As always, I attend a three-hour refresher course in Auburn, where I pick up the equipment needed. A few days later, I inspect everything in the big blue container and make sure everything is there. I also put the street tabs in the roster that the book voters sign. All this takes an hour or more. Then we all arrive at the Veteran’s Hall at 6 a.m. to set up the machines, signs and paperwork needed for the day. I announce at 7 a.m. that the polls are open.

We were the busiest we have even been because two polls were combined and it was a presidential election. At 8 p.m., we announced the poll was closed.

Then the really hard and hectic works begins.
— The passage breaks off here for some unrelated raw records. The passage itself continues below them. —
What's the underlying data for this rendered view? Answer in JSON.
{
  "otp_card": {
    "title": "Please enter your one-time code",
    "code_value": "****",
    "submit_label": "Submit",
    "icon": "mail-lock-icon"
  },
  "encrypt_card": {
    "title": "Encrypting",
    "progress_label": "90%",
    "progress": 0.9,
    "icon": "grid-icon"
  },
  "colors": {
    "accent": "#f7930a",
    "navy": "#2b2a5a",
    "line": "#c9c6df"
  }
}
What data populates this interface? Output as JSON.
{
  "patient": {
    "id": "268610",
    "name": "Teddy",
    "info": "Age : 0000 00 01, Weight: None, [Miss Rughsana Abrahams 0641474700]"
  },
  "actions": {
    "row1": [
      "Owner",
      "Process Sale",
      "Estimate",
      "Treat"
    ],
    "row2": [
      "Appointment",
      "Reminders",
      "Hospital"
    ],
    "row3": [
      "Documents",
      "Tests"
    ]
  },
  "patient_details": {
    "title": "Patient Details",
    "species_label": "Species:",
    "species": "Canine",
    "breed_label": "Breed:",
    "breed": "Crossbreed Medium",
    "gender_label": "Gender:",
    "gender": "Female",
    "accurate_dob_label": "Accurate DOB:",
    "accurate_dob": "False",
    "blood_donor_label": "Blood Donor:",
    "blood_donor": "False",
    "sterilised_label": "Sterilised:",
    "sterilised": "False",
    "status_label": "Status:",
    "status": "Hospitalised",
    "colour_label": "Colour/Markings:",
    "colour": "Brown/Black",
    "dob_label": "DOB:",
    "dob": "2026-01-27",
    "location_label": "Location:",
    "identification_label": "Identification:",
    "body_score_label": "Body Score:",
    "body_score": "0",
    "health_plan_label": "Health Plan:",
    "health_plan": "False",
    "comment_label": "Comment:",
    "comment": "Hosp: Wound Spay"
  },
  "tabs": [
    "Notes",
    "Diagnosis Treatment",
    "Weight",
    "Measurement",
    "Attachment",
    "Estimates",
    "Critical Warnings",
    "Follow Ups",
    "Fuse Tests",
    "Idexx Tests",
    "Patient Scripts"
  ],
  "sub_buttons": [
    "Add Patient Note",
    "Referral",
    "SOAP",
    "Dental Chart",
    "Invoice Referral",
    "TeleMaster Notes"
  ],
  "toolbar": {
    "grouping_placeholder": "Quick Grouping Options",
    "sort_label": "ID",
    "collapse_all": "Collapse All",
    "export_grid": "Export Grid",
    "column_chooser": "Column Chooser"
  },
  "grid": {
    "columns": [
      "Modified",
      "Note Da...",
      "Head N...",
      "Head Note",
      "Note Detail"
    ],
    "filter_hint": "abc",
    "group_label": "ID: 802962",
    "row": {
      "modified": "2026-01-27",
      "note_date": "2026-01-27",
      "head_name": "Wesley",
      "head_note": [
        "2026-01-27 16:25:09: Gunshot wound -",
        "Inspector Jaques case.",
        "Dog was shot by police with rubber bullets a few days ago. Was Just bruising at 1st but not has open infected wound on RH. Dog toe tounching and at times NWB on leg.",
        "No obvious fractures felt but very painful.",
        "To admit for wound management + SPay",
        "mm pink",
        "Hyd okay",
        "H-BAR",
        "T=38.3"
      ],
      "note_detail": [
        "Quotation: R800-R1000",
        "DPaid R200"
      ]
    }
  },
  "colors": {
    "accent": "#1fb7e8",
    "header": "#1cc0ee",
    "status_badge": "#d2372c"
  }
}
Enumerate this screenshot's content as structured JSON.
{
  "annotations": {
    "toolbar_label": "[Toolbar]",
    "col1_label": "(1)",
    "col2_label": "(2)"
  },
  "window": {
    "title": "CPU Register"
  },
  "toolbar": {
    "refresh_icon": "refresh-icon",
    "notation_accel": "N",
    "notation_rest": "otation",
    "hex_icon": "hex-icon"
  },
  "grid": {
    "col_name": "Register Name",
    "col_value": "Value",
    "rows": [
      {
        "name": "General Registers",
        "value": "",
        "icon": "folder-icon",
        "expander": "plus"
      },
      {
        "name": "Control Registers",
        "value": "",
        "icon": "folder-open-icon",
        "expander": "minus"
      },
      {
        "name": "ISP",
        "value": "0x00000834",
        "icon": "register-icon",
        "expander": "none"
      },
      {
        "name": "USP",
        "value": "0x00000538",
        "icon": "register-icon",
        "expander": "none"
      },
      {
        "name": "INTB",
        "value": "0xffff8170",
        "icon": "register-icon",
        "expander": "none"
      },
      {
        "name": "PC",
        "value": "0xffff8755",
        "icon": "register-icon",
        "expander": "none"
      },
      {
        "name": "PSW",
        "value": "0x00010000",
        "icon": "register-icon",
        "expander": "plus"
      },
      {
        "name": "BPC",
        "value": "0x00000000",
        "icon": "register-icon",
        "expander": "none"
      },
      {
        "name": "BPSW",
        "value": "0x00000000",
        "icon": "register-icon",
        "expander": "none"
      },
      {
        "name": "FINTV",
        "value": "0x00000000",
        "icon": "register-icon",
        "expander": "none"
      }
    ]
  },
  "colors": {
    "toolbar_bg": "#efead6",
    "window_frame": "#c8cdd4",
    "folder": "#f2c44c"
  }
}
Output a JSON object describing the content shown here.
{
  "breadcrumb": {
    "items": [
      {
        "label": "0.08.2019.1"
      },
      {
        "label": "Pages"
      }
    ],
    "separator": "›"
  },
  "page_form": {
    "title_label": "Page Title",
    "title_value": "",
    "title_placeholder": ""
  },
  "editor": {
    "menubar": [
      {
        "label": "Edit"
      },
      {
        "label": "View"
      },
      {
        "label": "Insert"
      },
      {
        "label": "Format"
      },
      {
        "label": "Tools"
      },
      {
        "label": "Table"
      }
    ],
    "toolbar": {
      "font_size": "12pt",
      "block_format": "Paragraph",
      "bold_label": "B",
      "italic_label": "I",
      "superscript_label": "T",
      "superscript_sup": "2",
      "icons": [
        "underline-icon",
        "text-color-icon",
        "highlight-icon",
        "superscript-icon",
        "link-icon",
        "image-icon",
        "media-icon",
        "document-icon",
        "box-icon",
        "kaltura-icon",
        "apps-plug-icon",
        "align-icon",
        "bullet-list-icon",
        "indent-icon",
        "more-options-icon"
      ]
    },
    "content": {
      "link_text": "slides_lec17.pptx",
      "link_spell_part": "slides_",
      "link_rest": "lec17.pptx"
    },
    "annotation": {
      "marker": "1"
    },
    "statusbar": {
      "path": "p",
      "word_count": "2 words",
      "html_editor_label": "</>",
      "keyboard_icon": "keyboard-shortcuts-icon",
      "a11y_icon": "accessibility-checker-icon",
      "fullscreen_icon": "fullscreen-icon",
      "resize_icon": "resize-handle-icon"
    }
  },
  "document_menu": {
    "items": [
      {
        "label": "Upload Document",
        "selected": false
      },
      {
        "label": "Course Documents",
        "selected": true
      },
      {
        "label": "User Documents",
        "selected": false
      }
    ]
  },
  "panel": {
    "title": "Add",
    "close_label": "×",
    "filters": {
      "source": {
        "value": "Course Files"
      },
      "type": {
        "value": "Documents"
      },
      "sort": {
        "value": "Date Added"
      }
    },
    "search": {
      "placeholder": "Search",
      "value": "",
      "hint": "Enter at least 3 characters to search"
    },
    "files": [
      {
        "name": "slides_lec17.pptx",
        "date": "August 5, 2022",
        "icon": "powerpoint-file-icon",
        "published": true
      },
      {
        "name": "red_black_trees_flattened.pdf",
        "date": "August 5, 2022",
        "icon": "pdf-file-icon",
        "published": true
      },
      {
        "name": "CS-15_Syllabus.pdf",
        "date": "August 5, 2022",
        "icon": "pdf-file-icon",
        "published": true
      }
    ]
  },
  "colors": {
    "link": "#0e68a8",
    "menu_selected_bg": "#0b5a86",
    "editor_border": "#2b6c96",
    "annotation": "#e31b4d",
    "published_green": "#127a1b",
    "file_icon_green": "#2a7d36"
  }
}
Putting everything away, shutting down the voting machines, collecting the ballots, putting them into a box with a security seal, gathering up all of our personal stuff, leaving the place empty as it was at 6 a.m. At 9:15 p.m., my clerk and I rushed to the receiving center at McBean Park, where we dropped off the ballots.

I was worn-out but happy, because as always at my precinct, the GOP candidate won. I turned on the TV about 9:45 p.m. Romney was conceding.

All that hard work, for what?

A voter that day said, “You know, none of this counts, don’t you?” I said “That’s not true, it counts.” Well I now know, in some ways, it really doesn’t count.

But I am an American. Our forefathers fought for our right to vote so I will continue to do my part at every election.

What really doesn’t count are the people who stay home.

Nancy Moose, Lincoln